Would you restate the entries below exactly, keeping every line?

[[ Supplied material, beginning ]]

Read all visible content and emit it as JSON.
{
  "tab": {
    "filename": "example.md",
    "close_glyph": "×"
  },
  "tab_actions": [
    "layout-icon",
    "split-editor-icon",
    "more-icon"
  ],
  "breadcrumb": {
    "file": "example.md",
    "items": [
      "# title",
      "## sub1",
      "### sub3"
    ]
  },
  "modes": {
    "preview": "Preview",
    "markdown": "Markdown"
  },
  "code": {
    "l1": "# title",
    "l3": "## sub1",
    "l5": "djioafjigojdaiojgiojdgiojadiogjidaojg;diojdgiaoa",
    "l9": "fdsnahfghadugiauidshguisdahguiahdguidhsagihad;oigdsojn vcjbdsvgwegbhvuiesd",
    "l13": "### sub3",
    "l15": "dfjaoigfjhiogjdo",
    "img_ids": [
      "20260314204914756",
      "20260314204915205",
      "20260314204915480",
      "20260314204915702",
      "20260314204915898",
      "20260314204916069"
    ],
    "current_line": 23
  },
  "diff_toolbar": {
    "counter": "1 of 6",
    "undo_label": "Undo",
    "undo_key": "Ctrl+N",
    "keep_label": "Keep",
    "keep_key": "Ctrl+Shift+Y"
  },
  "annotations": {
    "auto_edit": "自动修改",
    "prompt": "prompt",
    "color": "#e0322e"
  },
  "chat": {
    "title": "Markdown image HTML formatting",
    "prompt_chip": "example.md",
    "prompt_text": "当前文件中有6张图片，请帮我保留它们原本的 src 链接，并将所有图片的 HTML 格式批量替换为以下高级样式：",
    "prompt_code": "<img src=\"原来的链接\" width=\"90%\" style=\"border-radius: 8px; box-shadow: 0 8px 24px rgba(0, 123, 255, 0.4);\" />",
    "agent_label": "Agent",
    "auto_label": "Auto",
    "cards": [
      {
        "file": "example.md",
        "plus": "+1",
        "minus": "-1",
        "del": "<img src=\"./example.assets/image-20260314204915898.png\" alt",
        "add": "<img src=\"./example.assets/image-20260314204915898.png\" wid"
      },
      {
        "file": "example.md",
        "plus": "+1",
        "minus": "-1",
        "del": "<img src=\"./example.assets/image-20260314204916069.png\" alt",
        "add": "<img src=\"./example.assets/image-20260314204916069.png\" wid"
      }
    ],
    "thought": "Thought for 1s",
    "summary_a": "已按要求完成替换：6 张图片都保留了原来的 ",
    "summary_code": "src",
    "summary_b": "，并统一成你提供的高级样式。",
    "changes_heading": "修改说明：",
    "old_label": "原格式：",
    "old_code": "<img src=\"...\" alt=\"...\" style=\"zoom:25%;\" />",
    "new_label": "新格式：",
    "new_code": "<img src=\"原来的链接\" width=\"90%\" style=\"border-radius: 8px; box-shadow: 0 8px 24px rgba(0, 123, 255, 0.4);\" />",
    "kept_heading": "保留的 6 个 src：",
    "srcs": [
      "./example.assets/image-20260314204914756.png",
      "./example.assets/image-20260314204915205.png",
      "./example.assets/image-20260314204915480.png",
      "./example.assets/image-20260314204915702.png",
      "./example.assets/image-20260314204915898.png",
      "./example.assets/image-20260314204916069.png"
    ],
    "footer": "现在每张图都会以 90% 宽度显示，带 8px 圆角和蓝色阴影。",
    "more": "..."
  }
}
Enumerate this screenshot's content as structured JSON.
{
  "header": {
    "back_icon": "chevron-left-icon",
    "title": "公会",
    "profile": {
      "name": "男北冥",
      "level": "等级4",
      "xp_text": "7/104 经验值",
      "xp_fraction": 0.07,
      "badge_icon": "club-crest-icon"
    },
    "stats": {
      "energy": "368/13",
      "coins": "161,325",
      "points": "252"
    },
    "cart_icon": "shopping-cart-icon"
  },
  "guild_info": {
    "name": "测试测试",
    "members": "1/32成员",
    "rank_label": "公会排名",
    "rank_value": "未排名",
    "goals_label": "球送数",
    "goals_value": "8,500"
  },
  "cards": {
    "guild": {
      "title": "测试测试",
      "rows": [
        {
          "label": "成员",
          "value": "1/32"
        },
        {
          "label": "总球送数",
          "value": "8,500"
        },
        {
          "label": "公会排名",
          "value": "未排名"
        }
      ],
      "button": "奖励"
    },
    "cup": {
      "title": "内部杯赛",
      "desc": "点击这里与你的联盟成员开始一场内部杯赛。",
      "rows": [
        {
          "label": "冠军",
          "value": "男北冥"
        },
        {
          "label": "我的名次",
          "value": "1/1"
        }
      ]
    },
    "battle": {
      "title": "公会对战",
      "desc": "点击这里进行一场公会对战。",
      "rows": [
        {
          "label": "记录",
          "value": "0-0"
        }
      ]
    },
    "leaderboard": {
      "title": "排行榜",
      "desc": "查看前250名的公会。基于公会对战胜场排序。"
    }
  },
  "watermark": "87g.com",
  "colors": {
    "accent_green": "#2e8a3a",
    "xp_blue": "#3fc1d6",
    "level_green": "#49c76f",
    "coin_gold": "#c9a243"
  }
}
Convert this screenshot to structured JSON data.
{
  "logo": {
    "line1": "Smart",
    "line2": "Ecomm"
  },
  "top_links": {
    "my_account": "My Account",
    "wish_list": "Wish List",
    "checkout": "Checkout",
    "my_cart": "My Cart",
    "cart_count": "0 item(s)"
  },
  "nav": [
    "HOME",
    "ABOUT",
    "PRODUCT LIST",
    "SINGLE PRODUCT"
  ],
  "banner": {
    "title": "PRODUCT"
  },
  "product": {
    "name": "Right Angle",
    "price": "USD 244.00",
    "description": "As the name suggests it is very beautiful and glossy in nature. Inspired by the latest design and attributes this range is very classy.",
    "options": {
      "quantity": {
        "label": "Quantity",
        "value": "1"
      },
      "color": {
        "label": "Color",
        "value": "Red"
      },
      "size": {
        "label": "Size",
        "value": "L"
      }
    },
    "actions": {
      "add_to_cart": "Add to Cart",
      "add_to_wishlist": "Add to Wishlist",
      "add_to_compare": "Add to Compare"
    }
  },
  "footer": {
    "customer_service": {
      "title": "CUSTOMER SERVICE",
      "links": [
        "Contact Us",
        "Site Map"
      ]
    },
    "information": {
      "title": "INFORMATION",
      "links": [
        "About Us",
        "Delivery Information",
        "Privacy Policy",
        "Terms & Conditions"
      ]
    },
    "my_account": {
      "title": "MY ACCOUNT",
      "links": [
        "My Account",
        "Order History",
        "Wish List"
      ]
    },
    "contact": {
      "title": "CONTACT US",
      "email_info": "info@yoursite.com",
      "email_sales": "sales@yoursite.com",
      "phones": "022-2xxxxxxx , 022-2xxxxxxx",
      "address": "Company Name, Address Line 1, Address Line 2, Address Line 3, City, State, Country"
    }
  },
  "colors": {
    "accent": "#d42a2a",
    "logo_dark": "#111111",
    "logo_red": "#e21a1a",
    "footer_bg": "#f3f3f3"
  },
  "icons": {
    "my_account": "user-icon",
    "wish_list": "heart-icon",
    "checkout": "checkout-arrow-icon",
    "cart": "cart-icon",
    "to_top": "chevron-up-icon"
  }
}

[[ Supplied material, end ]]

# Answer to this problem
Read all visible content and emit it as JSON.
{
  "tab": {
    "filename": "example.md",
    "close_glyph": "×"
  },
  "tab_actions": [
    "layout-icon",
    "split-editor-icon",
    "more-icon"
  ],
  "breadcrumb": {
    "file": "example.md",
    "items": [
      "# title",
      "## sub1",
      "### sub3"
    ]
  },
  "modes": {
    "preview": "Preview",
    "markdown": "Markdown"
  },
  "code": {
    "l1": "# title",
    "l3": "## sub1",
    "l5": "djioafjigojdaiojgiojdgiojadiogjidaojg;diojdgiaoa",
    "l9": "fdsnahfghadugiauidshguisdahguiahdguidhsagihad;oigdsojn vcjbdsvgwegbhvuiesd",
    "l13": "### sub3",
    "l15": "dfjaoigfjhiogjdo",
    "img_ids": [
      "20260314204914756",
      "20260314204915205",
      "20260314204915480",
      "20260314204915702",
      "20260314204915898",
      "20260314204916069"
    ],
    "current_line": 23
  },
  "diff_toolbar": {
    "counter": "1 of 6",
    "undo_label": "Undo",
    "undo_key": "Ctrl+N",
    "keep_label": "Keep",
    "keep_key": "Ctrl+Shift+Y"
  },
  "annotations": {
    "auto_edit": "自动修改",
    "prompt": "prompt",
    "color": "#e0322e"
  },
  "chat": {
    "title": "Markdown image HTML formatting",
    "prompt_chip": "example.md",
    "prompt_text": "当前文件中有6张图片，请帮我保留它们原本的 src 链接，并将所有图片的 HTML 格式批量替换为以下高级样式：",
    "prompt_code": "<img src=\"原来的链接\" width=\"90%\" style=\"border-radius: 8px; box-shadow: 0 8px 24px rgba(0, 123, 255, 0.4);\" />",
    "agent_label": "Agent",
    "auto_label": "Auto",
    "cards": [
      {
        "file": "example.md",
        "plus": "+1",
        "minus": "-1",
        "del": "<img src=\"./example.assets/image-20260314204915898.png\" alt",
        "add": "<img src=\"./example.assets/image-20260314204915898.png\" wid"
      },
      {
        "file": "example.md",
        "plus": "+1",
        "minus": "-1",
        "del": "<img src=\"./example.assets/image-20260314204916069.png\" alt",
        "add": "<img src=\"./example.assets/image-20260314204916069.png\" wid"
      }
    ],
    "thought": "Thought for 1s",
    "summary_a": "已按要求完成替换：6 张图片都保留了原来的 ",
    "summary_code": "src",
    "summary_b": "，并统一成你提供的高级样式。",
    "changes_heading": "修改说明：",
    "old_label": "原格式：",
    "old_code": "<img src=\"...\" alt=\"...\" style=\"zoom:25%;\" />",
    "new_label": "新格式：",
    "new_code": "<img src=\"原来的链接\" width=\"90%\" style=\"border-radius: 8px; box-shadow: 0 8px 24px rgba(0, 123, 255, 0.4);\" />",
    "kept_heading": "保留的 6 个 src：",
    "srcs": [
      "./example.assets/image-20260314204914756.png",
      "./example.assets/image-20260314204915205.png",
      "./example.assets/image-20260314204915480.png",
      "./example.assets/image-20260314204915702.png",
      "./example.assets/image-20260314204915898.png",
      "./example.assets/image-20260314204916069.png"
    ],
    "footer": "现在每张图都会以 90% 宽度显示，带 8px 圆角和蓝色阴影。",
    "more": "..."
  }
}
Enumerate this screenshot's content as structured JSON.
{
  "header": {
    "back_icon": "chevron-left-icon",
    "title": "公会",
    "profile": {
      "name": "男北冥",
      "level": "等级4",
      "xp_text": "7/104 经验值",
      "xp_fraction": 0.07,
      "badge_icon": "club-crest-icon"
    },
    "stats": {
      "energy": "368/13",
      "coins": "161,325",
      "points": "252"
    },
    "cart_icon": "shopping-cart-icon"
  },
  "guild_info": {
    "name": "测试测试",
    "members": "1/32成员",
    "rank_label": "公会排名",
    "rank_value": "未排名",
    "goals_label": "球送数",
    "goals_value": "8,500"
  },
  "cards": {
    "guild": {
      "title": "测试测试",
      "rows": [
        {
          "label": "成员",
          "value": "1/32"
        },
        {
          "label": "总球送数",
          "value": "8,500"
        },
        {
          "label": "公会排名",
          "value": "未排名"
        }
      ],
      "button": "奖励"
    },
    "cup": {
      "title": "内部杯赛",
      "desc": "点击这里与你的联盟成员开始一场内部杯赛。",
      "rows": [
        {
          "label": "冠军",
          "value": "男北冥"
        },
        {
          "label": "我的名次",
          "value": "1/1"
        }
      ]
    },
    "battle": {
      "title": "公会对战",
      "desc": "点击这里进行一场公会对战。",
      "rows": [
        {
          "label": "记录",
          "value": "0-0"
        }
      ]
    },
    "leaderboard": {
      "title": "排行榜",
      "desc": "查看前250名的公会。基于公会对战胜场排序。"
    }
  },
  "watermark": "87g.com",
  "colors": {
    "accent_green": "#2e8a3a",
    "xp_blue": "#3fc1d6",
    "level_green": "#49c76f",
    "coin_gold": "#c9a243"
  }
}
Convert this screenshot to structured JSON data.
{
  "logo": {
    "line1": "Smart",
    "line2": "Ecomm"
  },
  "top_links": {
    "my_account": "My Account",
    "wish_list": "Wish List",
    "checkout": "Checkout",
    "my_cart": "My Cart",
    "cart_count": "0 item(s)"
  },
  "nav": [
    "HOME",
    "ABOUT",
    "PRODUCT LIST",
    "SINGLE PRODUCT"
  ],
  "banner": {
    "title": "PRODUCT"
  },
  "product": {
    "name": "Right Angle",
    "price": "USD 244.00",
    "description": "As the name suggests it is very beautiful and glossy in nature. Inspired by the latest design and attributes this range is very classy.",
    "options": {
      "quantity": {
        "label": "Quantity",
        "value": "1"
      },
      "color": {
        "label": "Color",
        "value": "Red"
      },
      "size": {
        "label": "Size",
        "value": "L"
      }
    },
    "actions": {
      "add_to_cart": "Add to Cart",
      "add_to_wishlist": "Add to Wishlist",
      "add_to_compare": "Add to Compare"
    }
  },
  "footer": {
    "customer_service": {
      "title": "CUSTOMER SERVICE",
      "links": [
        "Contact Us",
        "Site Map"
      ]
    },
    "information": {
      "title": "INFORMATION",
      "links": [
        "About Us",
        "Delivery Information",
        "Privacy Policy",
        "Terms & Conditions"
      ]
    },
    "my_account": {
      "title": "MY ACCOUNT",
      "links": [
        "My Account",
        "Order History",
        "Wish List"
      ]
    },
    "contact": {
      "title": "CONTACT US",
      "email_info": "info@yoursite.com",
      "email_sales": "sales@yoursite.com",
      "phones": "022-2xxxxxxx , 022-2xxxxxxx",
      "address": "Company Name, Address Line 1, Address Line 2, Address Line 3, City, State, Country"
    }
  },
  "colors": {
    "accent": "#d42a2a",
    "logo_dark": "#111111",
    "logo_red": "#e21a1a",
    "footer_bg": "#f3f3f3"
  },
  "icons": {
    "my_account": "user-icon",
    "wish_list": "heart-icon",
    "checkout": "checkout-arrow-icon",
    "cart": "cart-icon",
    "to_top": "chevron-up-icon"
  }
}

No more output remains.